____ DATA TO PROCESS
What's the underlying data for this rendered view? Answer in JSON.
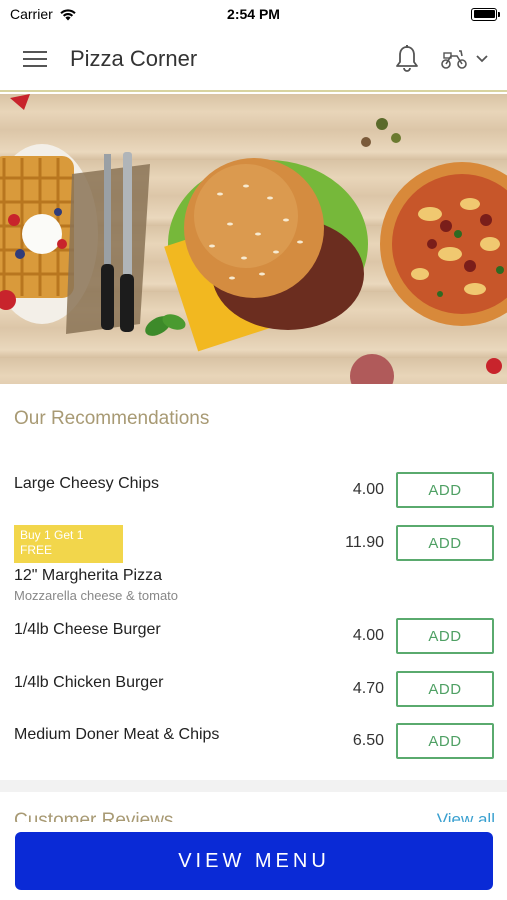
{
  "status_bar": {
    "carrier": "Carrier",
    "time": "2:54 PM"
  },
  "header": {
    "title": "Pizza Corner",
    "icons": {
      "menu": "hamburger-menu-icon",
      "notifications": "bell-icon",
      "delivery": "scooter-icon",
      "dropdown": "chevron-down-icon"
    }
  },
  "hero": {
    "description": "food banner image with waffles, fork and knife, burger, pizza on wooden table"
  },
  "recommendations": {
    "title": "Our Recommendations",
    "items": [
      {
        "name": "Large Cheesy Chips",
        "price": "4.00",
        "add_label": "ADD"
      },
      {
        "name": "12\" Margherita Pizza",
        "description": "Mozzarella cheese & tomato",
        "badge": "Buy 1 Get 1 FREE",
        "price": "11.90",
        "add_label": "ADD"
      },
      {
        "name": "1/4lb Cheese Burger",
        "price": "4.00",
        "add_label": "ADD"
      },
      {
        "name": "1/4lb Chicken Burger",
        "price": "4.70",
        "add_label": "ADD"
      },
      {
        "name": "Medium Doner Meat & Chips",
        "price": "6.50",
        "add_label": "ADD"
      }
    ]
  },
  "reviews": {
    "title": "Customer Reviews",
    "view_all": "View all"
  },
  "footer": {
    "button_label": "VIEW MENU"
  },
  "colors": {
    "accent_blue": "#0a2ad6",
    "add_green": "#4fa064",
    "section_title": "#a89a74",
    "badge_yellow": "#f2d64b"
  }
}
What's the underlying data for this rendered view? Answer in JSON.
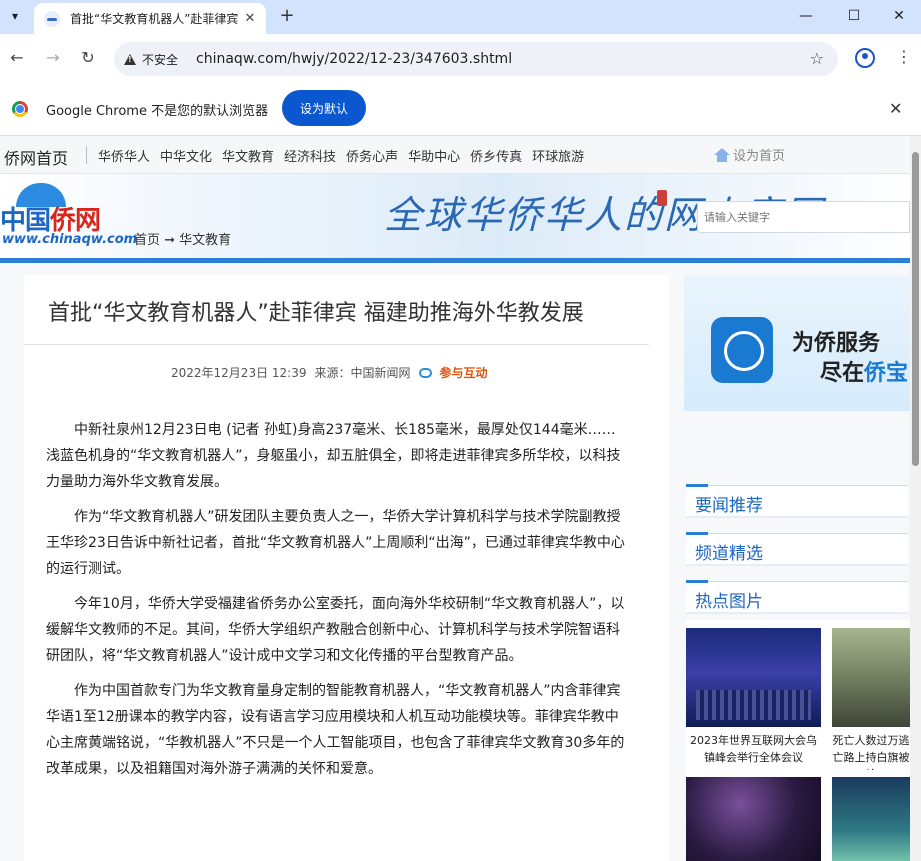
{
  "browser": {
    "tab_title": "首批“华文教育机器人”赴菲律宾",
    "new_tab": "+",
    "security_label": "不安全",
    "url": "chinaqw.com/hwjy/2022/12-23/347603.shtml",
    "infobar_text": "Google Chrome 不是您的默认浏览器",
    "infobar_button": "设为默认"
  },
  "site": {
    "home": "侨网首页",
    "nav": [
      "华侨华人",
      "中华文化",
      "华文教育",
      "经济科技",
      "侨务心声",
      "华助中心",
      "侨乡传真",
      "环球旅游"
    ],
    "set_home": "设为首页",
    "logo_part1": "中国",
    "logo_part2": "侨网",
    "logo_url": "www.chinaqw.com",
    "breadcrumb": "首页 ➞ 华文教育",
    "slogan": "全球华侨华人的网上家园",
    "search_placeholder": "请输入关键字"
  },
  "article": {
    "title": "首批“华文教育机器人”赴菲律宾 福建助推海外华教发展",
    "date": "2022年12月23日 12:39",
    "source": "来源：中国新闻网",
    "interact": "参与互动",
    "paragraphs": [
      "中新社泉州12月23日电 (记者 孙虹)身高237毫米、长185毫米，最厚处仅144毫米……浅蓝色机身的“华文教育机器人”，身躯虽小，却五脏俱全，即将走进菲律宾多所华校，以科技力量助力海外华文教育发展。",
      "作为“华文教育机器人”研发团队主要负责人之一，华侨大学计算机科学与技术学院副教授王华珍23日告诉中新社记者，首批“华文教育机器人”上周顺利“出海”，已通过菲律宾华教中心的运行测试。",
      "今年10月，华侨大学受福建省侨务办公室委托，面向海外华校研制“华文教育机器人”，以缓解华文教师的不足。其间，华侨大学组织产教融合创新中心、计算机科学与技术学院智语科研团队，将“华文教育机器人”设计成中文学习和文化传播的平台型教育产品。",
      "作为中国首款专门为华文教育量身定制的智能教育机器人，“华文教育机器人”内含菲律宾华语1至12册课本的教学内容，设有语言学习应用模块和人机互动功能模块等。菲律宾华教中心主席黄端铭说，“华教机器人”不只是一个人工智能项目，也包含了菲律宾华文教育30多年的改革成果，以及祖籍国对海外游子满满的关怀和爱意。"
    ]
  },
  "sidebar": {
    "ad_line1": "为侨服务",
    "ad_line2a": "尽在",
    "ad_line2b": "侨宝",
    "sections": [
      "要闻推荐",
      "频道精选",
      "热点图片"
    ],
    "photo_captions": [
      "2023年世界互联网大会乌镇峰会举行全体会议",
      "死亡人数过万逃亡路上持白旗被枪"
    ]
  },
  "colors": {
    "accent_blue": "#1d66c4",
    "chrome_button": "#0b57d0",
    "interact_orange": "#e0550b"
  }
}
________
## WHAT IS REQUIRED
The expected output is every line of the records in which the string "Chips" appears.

## TASK RESPONSE
        "name": "Large Cheesy Chips",
        "name": "Medium Doner Meat & Chips",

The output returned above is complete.